Gentlemen: In reply to your inqUiry of April 3d, submitting a sample package of cigarettes bearing thereon the internal revenue stamp and the printed marks and caution label, and inquiring as to the necessity for a reinclosing in an additional covering of paper, wood, or other material in placing the same upon the market you are notified that said package, being a statutory quantity, and properly stamp: ed and canceled, and bearing thereon the caution label and the number of the manufactory, the district and state, and the number of cigarettes contained therein, meets with the approval of this bureau, being a proper and original package as contemplated by existing law and regulations. Therefore, the repacking of
TARRANT & CO. V. JOHANN HOFF.
packages in additional coverings of wood, paper, etc., is optional with the manufacturer, and does not concern this bureau. This option Is permissible under existing regulations. Series 7, No.8, Revised, page 46, and Internal Revenue Record, voL 32, page 365, dated November 22, 1886.
The grounds upon which it was claimed that the petitioner's imprisonment was illegal were stated as follows in a paragraph of the petition:
And your petitioner, being so advised by counsel learned in the law, further shows and alleges that his detention and restraint of his libeny, as aforesaid,. are Illegal and unjust, and In contravention and violation of article 1, section 8, clause 3, of the constitution of the United States, in that said act of the legislature of the state of Iowa, by virtue of which and for the alleged VIOlation of which your petitioner was arrested, tried, and convicted, and is now detained and restrained of his liberty as aforesaid, is, iii so far as it applies or is intended to apply to the acts done by petitioner, unconstitutional and void, because in conflict with and in violation of the constitution of the United Statf'.8, particnlarly article 1, section 8, clause 3, of said constitution of said United States.
Davis, Kellogg & Severance and W. W. Fuller, for petitioner. Milton Remley, Atty. Gen. Iowa, for respondent. In this case no opinion was delivered or filed, but the judgment of the court (SANBORN, Circuit Judge), omitting the formal parts, was in the following terms: The petition of Donald O. McGregor for a writ of habeas corpus and to be discharged from imprisonment came on to be heard before the said court on the 22d day of July, A. D. 1896, and was argued by counsel, and, the court being now sufficiently advised thereof, it is by the court now here considered, ordered, and adjudged that the said prisoner and petitioner, Bonald O. McGregor, be, and he is hereby, discharged from detention and imprisonment, and that he recover his costs in the premises, to be taxed.
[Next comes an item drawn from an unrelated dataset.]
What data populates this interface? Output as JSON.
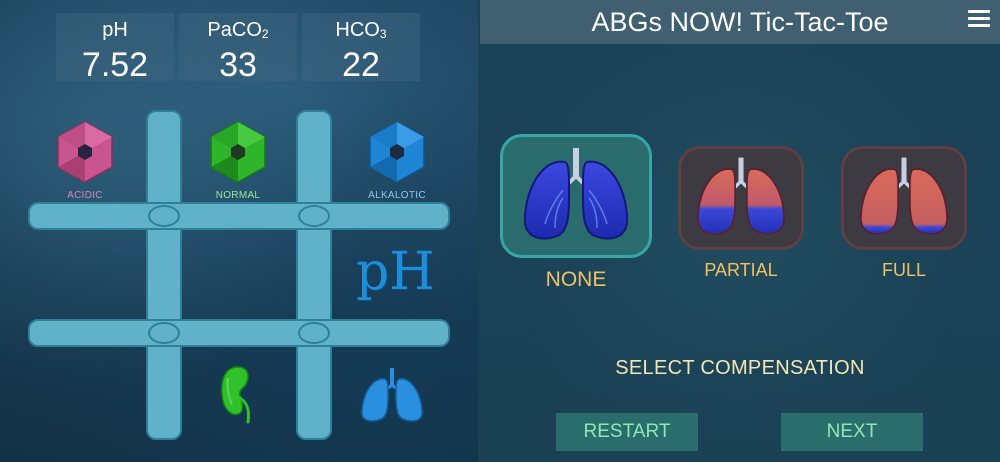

TARRANT &, CO. v. JOHANN HOFF. (Circuit Court of Appeals, Second Circuit. 1.
TRADE MARKS-INFRINGEMENTS -DECEPTION.
October 21, 1896.)
Complainant acquired the right to manufacture and sell in the United States "Johann Hoff's Malt Extract" under labels and trade-marks used In Germany for many years, and which entered into commerce under the name "Johann Hoff's" or simply "Hoff's" extract. Defendant became the selling agent for a malt extract manufactured by Leopold Hoff in Germany, using the words "Hoff's Malt Extract" on its labels and advertisements, affixing also a perpendicular side label, "Manufactured by Leopold Hoff." Held: (1) That defendant should be enjoined from using the words "Hoff's Malt Extract," unless preceded by the word "Leopold"; ('2) that. the perpendicular label being inconspicuous, purchasers might still be deceived. 71 Fed. 163, aflirmed. Statements contained in labels, which are not strictly accurate, but aI"'! entirely immaterial, are not such false representations as will disentitle a manufacturer using such labels to an injunction against infringements.
Appeal from the Circuit Court of the United States for the Southern District of New York.